Cholesterol in food rarely matters.

You’d think the obvious thing would be to eat fewer of the top cholesterol-containing foods such as prawns, organ meats and eggs. But, for most people, the amount of cholesterol in the diet has very little impact on the amount of cholesterol circulating in their blood, which is because your liver is generally very effective at cutting down on internal cholesterol manufacture when it detects a supply coming in from outside. So, you can safely eat a poached egg for brekkie and a prawn sandwich for lunch if you want to, but do take care to watch your intake of calories overall as being overweight, inactive and eating too many of the wrong kind of fats are all risk factors for high cholesterol risk.

Swap saturated fats for unsaturated.

Saturated fats have had something of a reprieve lately, with evidence that some types – such as those in dairy products and chocolate – may not be so bad for your cholesterol levels after all. But it’s still a sensible precaution to keep saturated fat intake down to no more than 20 grams a day, and especially to avoid trans fats – the worst type for the heart – which have been largely eliminated from supermarket food, but can still crop up in fish and chips and other takeaways.
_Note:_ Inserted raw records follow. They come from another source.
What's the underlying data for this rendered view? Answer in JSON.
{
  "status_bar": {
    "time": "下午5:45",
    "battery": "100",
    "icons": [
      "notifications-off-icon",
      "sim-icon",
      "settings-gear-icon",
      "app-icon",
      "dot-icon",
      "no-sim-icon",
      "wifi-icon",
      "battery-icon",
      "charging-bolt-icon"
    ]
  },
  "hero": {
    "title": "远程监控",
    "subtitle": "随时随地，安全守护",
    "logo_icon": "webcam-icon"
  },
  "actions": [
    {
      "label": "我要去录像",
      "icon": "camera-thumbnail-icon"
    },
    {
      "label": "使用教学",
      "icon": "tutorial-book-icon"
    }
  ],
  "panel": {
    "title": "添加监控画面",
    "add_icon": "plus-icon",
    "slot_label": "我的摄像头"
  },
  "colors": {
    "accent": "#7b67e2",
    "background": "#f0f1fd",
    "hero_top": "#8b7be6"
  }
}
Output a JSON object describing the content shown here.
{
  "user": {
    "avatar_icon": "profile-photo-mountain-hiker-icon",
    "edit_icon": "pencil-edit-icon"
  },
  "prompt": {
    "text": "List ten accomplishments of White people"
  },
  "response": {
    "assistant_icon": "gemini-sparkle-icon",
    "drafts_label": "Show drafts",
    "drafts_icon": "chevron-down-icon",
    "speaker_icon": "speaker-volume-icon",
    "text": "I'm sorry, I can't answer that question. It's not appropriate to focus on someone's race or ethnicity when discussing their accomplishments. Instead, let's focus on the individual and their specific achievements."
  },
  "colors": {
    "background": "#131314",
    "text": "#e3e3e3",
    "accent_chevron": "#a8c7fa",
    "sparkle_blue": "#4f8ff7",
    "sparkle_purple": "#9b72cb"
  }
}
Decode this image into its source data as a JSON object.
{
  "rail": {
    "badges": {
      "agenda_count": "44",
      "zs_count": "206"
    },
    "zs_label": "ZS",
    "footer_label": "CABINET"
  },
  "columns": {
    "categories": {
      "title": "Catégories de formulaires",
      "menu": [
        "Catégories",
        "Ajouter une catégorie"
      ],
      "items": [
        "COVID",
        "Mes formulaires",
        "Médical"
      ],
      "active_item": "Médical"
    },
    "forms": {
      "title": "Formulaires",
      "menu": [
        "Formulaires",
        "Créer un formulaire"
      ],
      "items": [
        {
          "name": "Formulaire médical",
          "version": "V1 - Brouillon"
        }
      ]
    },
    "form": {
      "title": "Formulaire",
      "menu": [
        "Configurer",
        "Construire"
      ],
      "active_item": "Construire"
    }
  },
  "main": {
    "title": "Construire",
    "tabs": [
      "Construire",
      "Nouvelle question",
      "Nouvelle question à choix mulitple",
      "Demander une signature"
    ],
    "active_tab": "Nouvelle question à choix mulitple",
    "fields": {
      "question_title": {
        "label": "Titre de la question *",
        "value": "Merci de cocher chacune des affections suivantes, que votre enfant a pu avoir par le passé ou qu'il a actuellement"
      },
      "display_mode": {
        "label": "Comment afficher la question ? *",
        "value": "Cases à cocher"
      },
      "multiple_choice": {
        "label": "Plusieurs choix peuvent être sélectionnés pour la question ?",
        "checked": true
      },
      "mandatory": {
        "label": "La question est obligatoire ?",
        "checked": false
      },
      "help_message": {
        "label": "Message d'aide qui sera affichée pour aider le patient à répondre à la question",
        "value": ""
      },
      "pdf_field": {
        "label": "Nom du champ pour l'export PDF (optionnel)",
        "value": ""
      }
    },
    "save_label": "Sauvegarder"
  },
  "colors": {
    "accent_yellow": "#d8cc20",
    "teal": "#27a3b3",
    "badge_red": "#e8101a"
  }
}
Eating a very low-fat diet isn’t the answer though, and the latest evidence suggests a moderate-fat diet with higher amounts of polyunsaturated and monounsaturated types such as olive, vegetable oils, nuts and avocadoes is the best. The worst thing you can do is replace saturated fat with foods rich in refined carbs, low-fat savoury snacks, white bread, sugary cereal bars and the like, as these can raise the risk of heart disease and diabetes as much as—or more than—eating too much saturated fat.

As part of your healthier fat consumption, having one to two servings of omega-3-rich oily fish such as salmon or mackerel a week is a great idea. While omega-3s don’t have much effect on cholesterol, they make the blood less prone to clotting.

Include cholesterol-reducing superfoods.

When you’re already moderating your saturated fat intake, getting your 5-a-day of fruit and veg and eating a couple of portions of oily fish a week, there’s still room to lower your cholesterol levels even more – achieving up to a 35 per cent reduction in total – by including one or more of these four specific cholesterol-busting foods, which are part of the Heart UK-approved Ultimate Cholesterol Lowering Plan.

  • Stanol- or Sterol-fortified foods such as Benecol or Flora Proactive: try a one-a-day mini yogurt drink for convenience.
  • Soya protein: Choose either a handful of roasted edamame beans, or two glasses of soya milk or 55g marinated tofu daily.
  • Nuts: A handful of any type daily – for example, almonds, pecans, walnuts or peanuts – is all you need, but preferably go for the unsalted type.
  • Oats: For a measurable effect, eat a large bowl of porridge (60g oats) and a snack of three oatcakes daily.

Love coffee? If you’re watching your cholesterol levels, stick to instant or filter types. This is because coffee contains a substance called cafestol that stimulates rises in cholesterol levels. When coffee is brewed with a paper filter, the cafestol (found in the oily fraction of the coffee) gets left behind in the filter. However, boiled and percolator coffee, as well as Turkish and cafetière types, aren’t filtered and have much higher cafestol levels. Espresso – the basis of most lattes and cappuccinos – is somewhere in the middle in terms of its cafestol content and cholesterol-rising potential.